SOURCE MATERIAL:

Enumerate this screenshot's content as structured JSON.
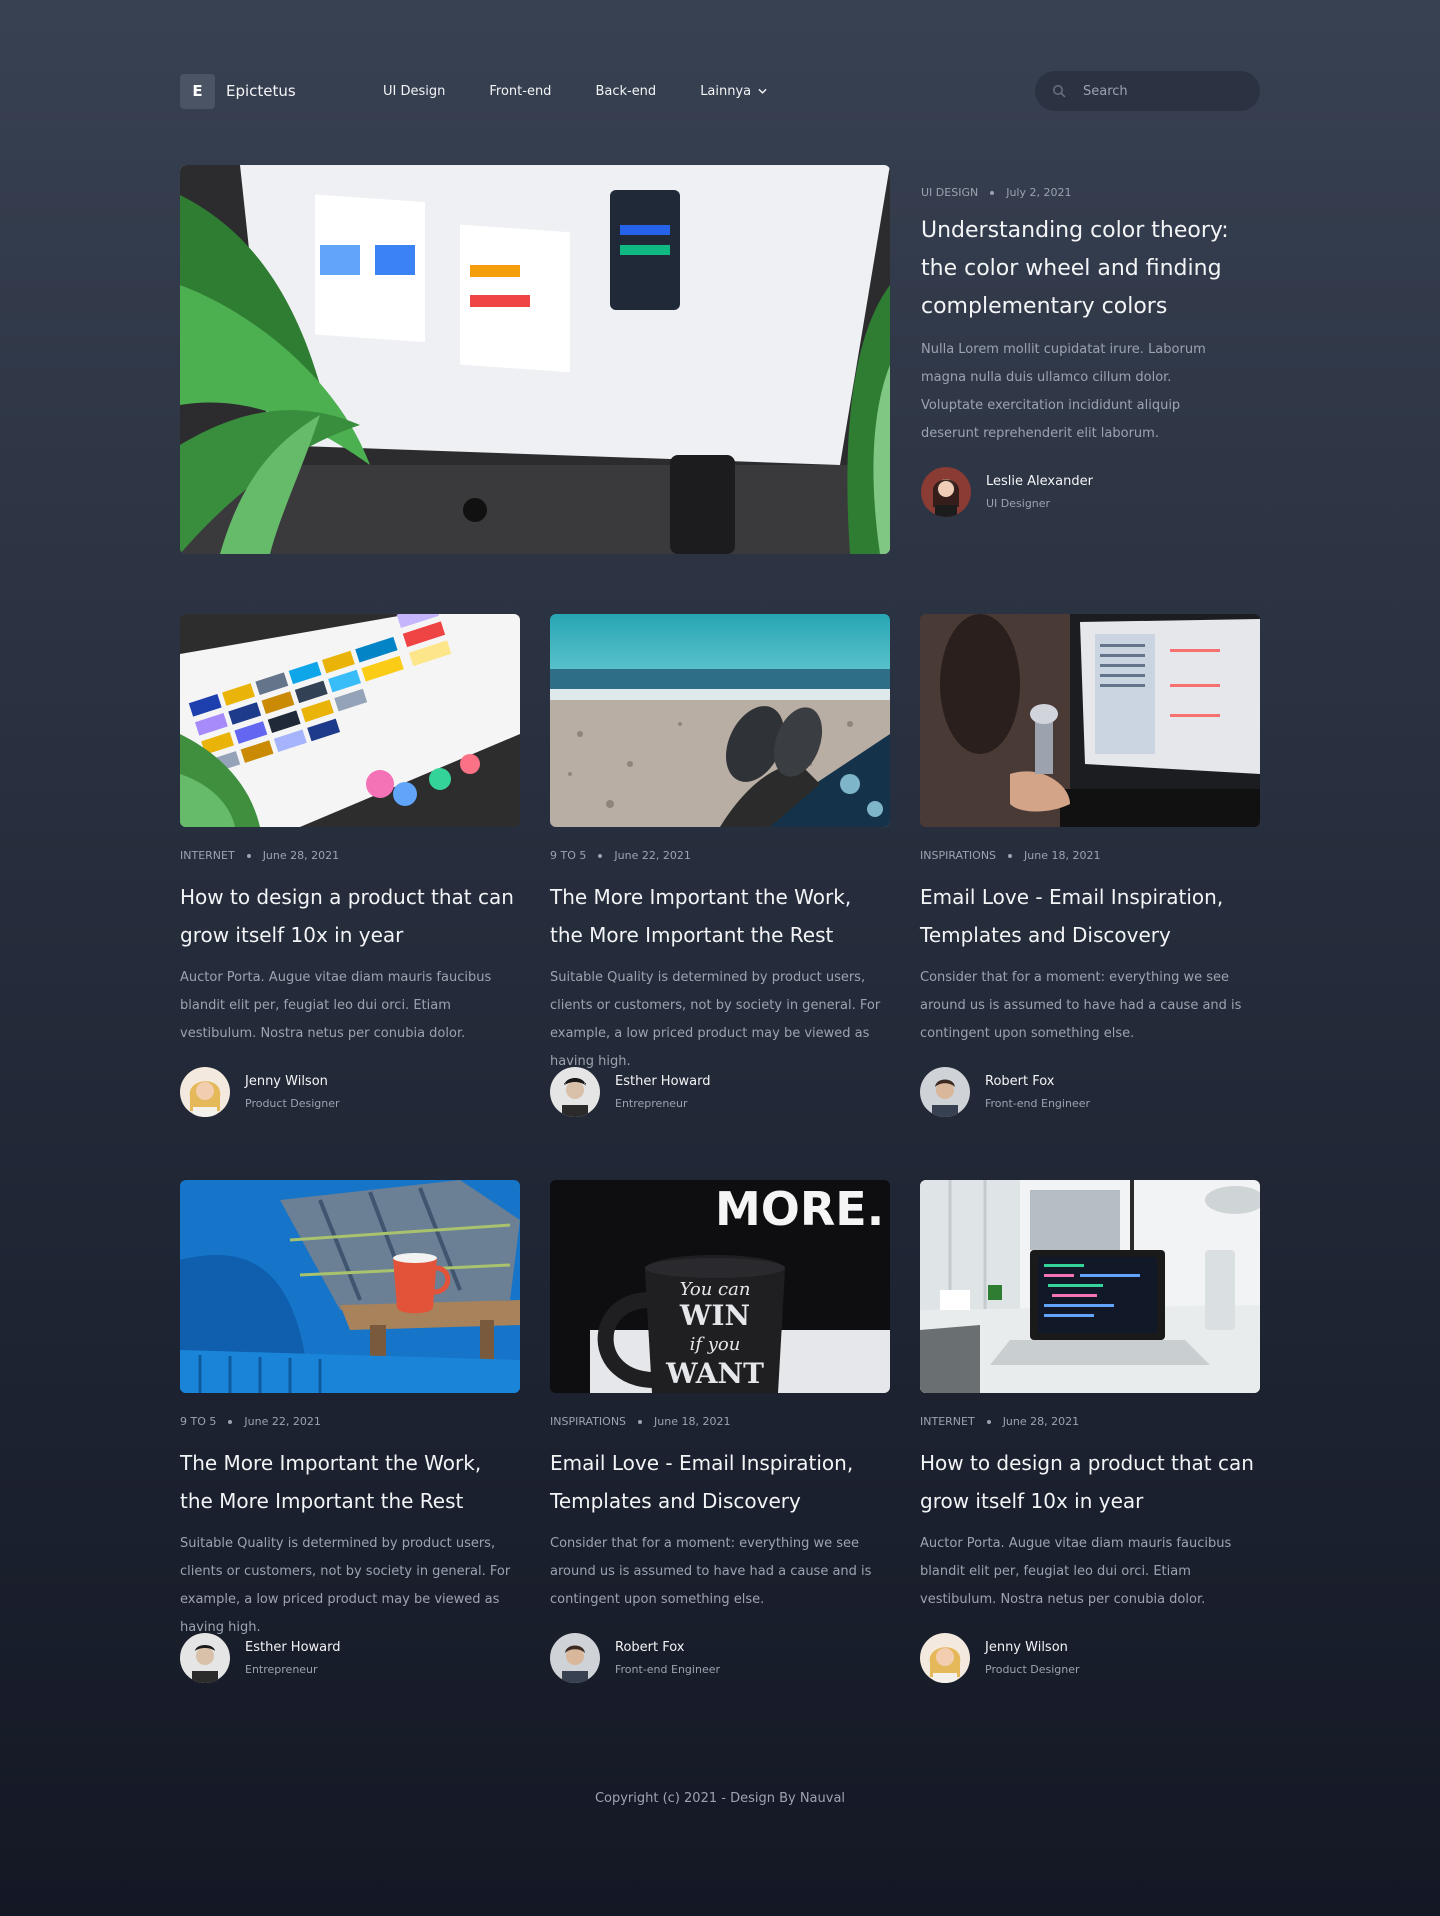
{
  "brand": {
    "logo_letter": "E",
    "name": "Epictetus"
  },
  "nav": {
    "items": [
      "UI Design",
      "Front-end",
      "Back-end"
    ],
    "more_label": "Lainnya"
  },
  "search": {
    "placeholder": "Search",
    "icon": "search-icon"
  },
  "featured": {
    "category": "UI DESIGN",
    "date": "July 2, 2021",
    "title": "Understanding color theory: the color wheel and finding complementary colors",
    "excerpt": "Nulla Lorem mollit cupidatat irure. Laborum magna nulla duis ullamco cillum dolor. Voluptate exercitation incididunt aliquip deserunt reprehenderit elit laborum.",
    "author": {
      "name": "Leslie Alexander",
      "role": "UI Designer"
    },
    "image": "Desktop monitor showing Widget Templates and Component Library design screens with plants"
  },
  "posts": [
    {
      "category": "INTERNET",
      "date": "June 28, 2021",
      "title": "How to design a product that can grow itself 10x in year",
      "excerpt": "Auctor Porta. Augue vitae diam mauris faucibus blandit elit per, feugiat leo dui orci. Etiam vestibulum. Nostra netus per conubia dolor.",
      "author": {
        "name": "Jenny Wilson",
        "role": "Product Designer"
      },
      "image": "Color swatch palette on desk"
    },
    {
      "category": "9 TO 5",
      "date": "June 22, 2021",
      "title": "The More Important the Work, the More Important the Rest",
      "excerpt": "Suitable Quality is determined by product users, clients or customers, not by society in general. For example, a low priced product may be viewed as having high.",
      "author": {
        "name": "Esther Howard",
        "role": "Entrepreneur"
      },
      "image": "Boots on a pebble beach by the sea"
    },
    {
      "category": "INSPIRATIONS",
      "date": "June 18, 2021",
      "title": "Email Love - Email Inspiration, Templates and Discovery",
      "excerpt": "Consider that for a moment: everything we see around us is assumed to have had a cause and is contingent upon something else.",
      "author": {
        "name": "Robert Fox",
        "role": "Front-end Engineer"
      },
      "image": "Person working on a laptop"
    },
    {
      "category": "9 TO 5",
      "date": "June 22, 2021",
      "title": "The More Important the Work, the More Important the Rest",
      "excerpt": "Suitable Quality is determined by product users, clients or customers, not by society in general. For example, a low priced product may be viewed as having high.",
      "author": {
        "name": "Esther Howard",
        "role": "Entrepreneur"
      },
      "image": "Red mug on a table by a blue sofa"
    },
    {
      "category": "INSPIRATIONS",
      "date": "June 18, 2021",
      "title": "Email Love - Email Inspiration, Templates and Discovery",
      "excerpt": "Consider that for a moment: everything we see around us is assumed to have had a cause and is contingent upon something else.",
      "author": {
        "name": "Robert Fox",
        "role": "Front-end Engineer"
      },
      "image": "Black mug reading You can WIN if you WANT",
      "image_text": {
        "top": "MORE.",
        "mug_line1": "You can",
        "mug_line2": "WIN",
        "mug_line3": "if you",
        "mug_line4": "WANT"
      }
    },
    {
      "category": "INTERNET",
      "date": "June 28, 2021",
      "title": "How to design a product that can grow itself 10x in year",
      "excerpt": "Auctor Porta. Augue vitae diam mauris faucibus blandit elit per, feugiat leo dui orci. Etiam vestibulum. Nostra netus per conubia dolor.",
      "author": {
        "name": "Jenny Wilson",
        "role": "Product Designer"
      },
      "image": "Laptop with code on a white desk"
    }
  ],
  "footer": {
    "text": "Copyright (c) 2021 - Design By Nauval"
  },
  "colors": {
    "bg_top": "#384152",
    "bg_bottom": "#141825",
    "text": "#f3f4f6",
    "muted": "#9ca3af"
  }
}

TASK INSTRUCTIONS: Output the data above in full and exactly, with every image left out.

ANSWER SECTION:
Enumerate this screenshot's content as structured JSON.
{
  "brand": {
    "logo_letter": "E",
    "name": "Epictetus"
  },
  "nav": {
    "items": [
      "UI Design",
      "Front-end",
      "Back-end"
    ],
    "more_label": "Lainnya"
  },
  "search": {
    "placeholder": "Search",
    "icon": "search-icon"
  },
  "featured": {
    "category": "UI DESIGN",
    "date": "July 2, 2021",
    "title": "Understanding color theory: the color wheel and finding complementary colors",
    "excerpt": "Nulla Lorem mollit cupidatat irure. Laborum magna nulla duis ullamco cillum dolor. Voluptate exercitation incididunt aliquip deserunt reprehenderit elit laborum.",
    "author": {
      "name": "Leslie Alexander",
      "role": "UI Designer"
    },
    "image": "Desktop monitor showing Widget Templates and Component Library design screens with plants"
  },
  "posts": [
    {
      "category": "INTERNET",
      "date": "June 28, 2021",
      "title": "How to design a product that can grow itself 10x in year",
      "excerpt": "Auctor Porta. Augue vitae diam mauris faucibus blandit elit per, feugiat leo dui orci. Etiam vestibulum. Nostra netus per conubia dolor.",
      "author": {
        "name": "Jenny Wilson",
        "role": "Product Designer"
      },
      "image": "Color swatch palette on desk"
    },
    {
      "category": "9 TO 5",
      "date": "June 22, 2021",
      "title": "The More Important the Work, the More Important the Rest",
      "excerpt": "Suitable Quality is determined by product users, clients or customers, not by society in general. For example, a low priced product may be viewed as having high.",
      "author": {
        "name": "Esther Howard",
        "role": "Entrepreneur"
      },
      "image": "Boots on a pebble beach by the sea"
    },
    {
      "category": "INSPIRATIONS",
      "date": "June 18, 2021",
      "title": "Email Love - Email Inspiration, Templates and Discovery",
      "excerpt": "Consider that for a moment: everything we see around us is assumed to have had a cause and is contingent upon something else.",
      "author": {
        "name": "Robert Fox",
        "role": "Front-end Engineer"
      },
      "image": "Person working on a laptop"
    },
    {
      "category": "9 TO 5",
      "date": "June 22, 2021",
      "title": "The More Important the Work, the More Important the Rest",
      "excerpt": "Suitable Quality is determined by product users, clients or customers, not by society in general. For example, a low priced product may be viewed as having high.",
      "author": {
        "name": "Esther Howard",
        "role": "Entrepreneur"
      },
      "image": "Red mug on a table by a blue sofa"
    },
    {
      "category": "INSPIRATIONS",
      "date": "June 18, 2021",
      "title": "Email Love - Email Inspiration, Templates and Discovery",
      "excerpt": "Consider that for a moment: everything we see around us is assumed to have had a cause and is contingent upon something else.",
      "author": {
        "name": "Robert Fox",
        "role": "Front-end Engineer"
      },
      "image": "Black mug reading You can WIN if you WANT",
      "image_text": {
        "top": "MORE.",
        "mug_line1": "You can",
        "mug_line2": "WIN",
        "mug_line3": "if you",
        "mug_line4": "WANT"
      }
    },
    {
      "category": "INTERNET",
      "date": "June 28, 2021",
      "title": "How to design a product that can grow itself 10x in year",
      "excerpt": "Auctor Porta. Augue vitae diam mauris faucibus blandit elit per, feugiat leo dui orci. Etiam vestibulum. Nostra netus per conubia dolor.",
      "author": {
        "name": "Jenny Wilson",
        "role": "Product Designer"
      },
      "image": "Laptop with code on a white desk"
    }
  ],
  "footer": {
    "text": "Copyright (c) 2021 - Design By Nauval"
  },
  "colors": {
    "bg_top": "#384152",
    "bg_bottom": "#141825",
    "text": "#f3f4f6",
    "muted": "#9ca3af"
  }
}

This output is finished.